No two concerts are the same in a symphonic concert season and that is exactly what has kept me engaged for over a decade.  Enjoy the variety but also know that you can apply all of your knowledge to new ideas, building a foundation of analytical, critical thinking and problem solving skills.

 

Pacing yourself in a Symphonic Concert Season

Professional orchestras tend to structure their seasons to run from September through June, similar to a school year.  Full-time orchestras schedule concerts almost every week during the season with subscription series (Classical and Pops), special programs, education and community concerts.

Below are some example schedules of how weeks might be divided up:

  • Classical subscription: five rehearsals, three concerts
  • Pops subscription: two rehearsals, three concerts
  • Education: one rehearsal, three mornings of back to back concerts
  • Special program: one rehearsal, one concert (often added to a Pops or Education week)

Often in the Collective Bargaining Agreement or CBA there will be restrictions on how many different programs can be rehearsed and performed each week.  There will also be restrictions on how many services (rehearsal or concert is a service) can be scheduled each week.  These restrictions are meant to help management staff maximize the number of concerts while still supporting the musicians ability to perform at their best.

Operations Managers have regular office hours (Monday-Friday) and usually work some of the concerts each week (evenings and weekends).  When working a concert, the Operations Manager is often designated “Manager on Duty”.  This position serves as general support for backstage staff and musicians, in addition to communicating with Front of House about any issues with patrons which might result in delaying or stopping the concert.  “Manager on Duty” is often someone from the Operations or Artistic department and a concert duty schedule can be created so that there is a system of rotation for staff working concerts.  A personnel manager must be present at every rehearsal and concert, so often there will be a Personnel Manager and Assistant Personnel Manager in a full-time orchestra to help cover all the services each week.
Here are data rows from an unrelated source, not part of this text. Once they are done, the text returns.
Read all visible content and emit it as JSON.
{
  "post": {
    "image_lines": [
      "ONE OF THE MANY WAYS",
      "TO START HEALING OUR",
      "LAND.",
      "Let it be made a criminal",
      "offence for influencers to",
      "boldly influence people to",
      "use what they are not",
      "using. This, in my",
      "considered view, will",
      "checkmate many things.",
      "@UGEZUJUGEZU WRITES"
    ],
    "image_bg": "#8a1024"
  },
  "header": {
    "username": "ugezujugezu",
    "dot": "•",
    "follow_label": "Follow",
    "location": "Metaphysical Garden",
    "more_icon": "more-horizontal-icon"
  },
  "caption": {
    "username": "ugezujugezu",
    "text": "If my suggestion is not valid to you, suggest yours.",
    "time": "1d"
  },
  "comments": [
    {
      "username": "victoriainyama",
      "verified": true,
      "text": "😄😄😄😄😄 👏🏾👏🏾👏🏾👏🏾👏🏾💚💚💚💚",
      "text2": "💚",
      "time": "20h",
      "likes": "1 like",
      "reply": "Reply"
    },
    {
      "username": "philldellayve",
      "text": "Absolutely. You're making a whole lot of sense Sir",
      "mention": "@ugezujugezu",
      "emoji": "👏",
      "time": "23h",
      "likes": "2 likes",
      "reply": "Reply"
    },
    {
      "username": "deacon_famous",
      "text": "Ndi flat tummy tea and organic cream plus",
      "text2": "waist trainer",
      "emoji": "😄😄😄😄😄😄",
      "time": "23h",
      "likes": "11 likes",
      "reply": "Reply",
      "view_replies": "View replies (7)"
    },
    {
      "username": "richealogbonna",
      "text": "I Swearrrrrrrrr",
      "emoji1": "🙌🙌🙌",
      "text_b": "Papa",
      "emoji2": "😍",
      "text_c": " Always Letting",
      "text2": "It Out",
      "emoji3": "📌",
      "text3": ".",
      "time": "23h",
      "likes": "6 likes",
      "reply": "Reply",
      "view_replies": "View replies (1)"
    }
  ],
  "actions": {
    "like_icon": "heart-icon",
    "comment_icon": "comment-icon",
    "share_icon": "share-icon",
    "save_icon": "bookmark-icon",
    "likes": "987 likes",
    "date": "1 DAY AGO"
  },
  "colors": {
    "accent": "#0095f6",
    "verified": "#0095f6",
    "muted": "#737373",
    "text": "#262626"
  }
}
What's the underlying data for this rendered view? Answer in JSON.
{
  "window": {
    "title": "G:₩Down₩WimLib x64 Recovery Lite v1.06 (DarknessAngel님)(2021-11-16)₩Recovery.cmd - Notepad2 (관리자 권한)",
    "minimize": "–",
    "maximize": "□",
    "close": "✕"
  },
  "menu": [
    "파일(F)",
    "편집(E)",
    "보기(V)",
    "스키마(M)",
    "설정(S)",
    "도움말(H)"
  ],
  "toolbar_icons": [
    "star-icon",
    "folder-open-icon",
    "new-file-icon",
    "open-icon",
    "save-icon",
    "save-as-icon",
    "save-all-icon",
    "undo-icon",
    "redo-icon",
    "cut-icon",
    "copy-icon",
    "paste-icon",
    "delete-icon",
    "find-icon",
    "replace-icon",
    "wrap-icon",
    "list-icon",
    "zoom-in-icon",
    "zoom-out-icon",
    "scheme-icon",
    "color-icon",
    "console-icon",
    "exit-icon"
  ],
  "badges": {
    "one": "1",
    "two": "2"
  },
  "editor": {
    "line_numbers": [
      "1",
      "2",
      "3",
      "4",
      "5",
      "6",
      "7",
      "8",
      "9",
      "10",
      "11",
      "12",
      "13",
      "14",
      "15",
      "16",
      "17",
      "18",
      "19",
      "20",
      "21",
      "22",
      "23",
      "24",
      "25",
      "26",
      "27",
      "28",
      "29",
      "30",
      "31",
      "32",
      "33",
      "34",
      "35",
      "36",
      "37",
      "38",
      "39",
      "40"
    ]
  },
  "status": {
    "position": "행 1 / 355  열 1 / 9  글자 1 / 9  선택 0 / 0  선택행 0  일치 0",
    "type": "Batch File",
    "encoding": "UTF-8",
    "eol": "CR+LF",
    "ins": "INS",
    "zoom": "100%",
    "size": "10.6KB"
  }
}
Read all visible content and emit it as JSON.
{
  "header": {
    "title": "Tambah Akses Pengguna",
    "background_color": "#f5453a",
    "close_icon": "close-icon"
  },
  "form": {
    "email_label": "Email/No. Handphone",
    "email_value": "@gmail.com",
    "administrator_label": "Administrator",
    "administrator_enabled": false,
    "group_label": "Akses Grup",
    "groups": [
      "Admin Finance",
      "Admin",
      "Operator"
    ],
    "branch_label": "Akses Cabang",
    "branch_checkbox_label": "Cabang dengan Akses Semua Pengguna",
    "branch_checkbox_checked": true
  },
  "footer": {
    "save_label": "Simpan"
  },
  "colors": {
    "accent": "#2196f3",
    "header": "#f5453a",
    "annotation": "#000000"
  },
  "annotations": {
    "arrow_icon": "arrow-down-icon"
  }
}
The pace can be overwhelming when producing multiple programs in a week.  Therefore, as an Operations Manager, it is of the utmost importance that you find systems of keeping all the program details organized and set deadlines or timelines for each program.   Find out who needs to know what in order for the rehearsals and concerts to run smoothly. Set up weekly production meetings to discuss the most urgent items with Operations, Artistic, Education and Production staff.  Spend time asking lots of questions until you understand fully the needs of each program, and be responsive to the needs and questions of others.  Once the rehearsal(s) start for a program, be present at rehearsals and ready to jump in to address any needs.

When in doubt, take three deep breaths and make one decision at a time.  Always remember to make time to listen to the music!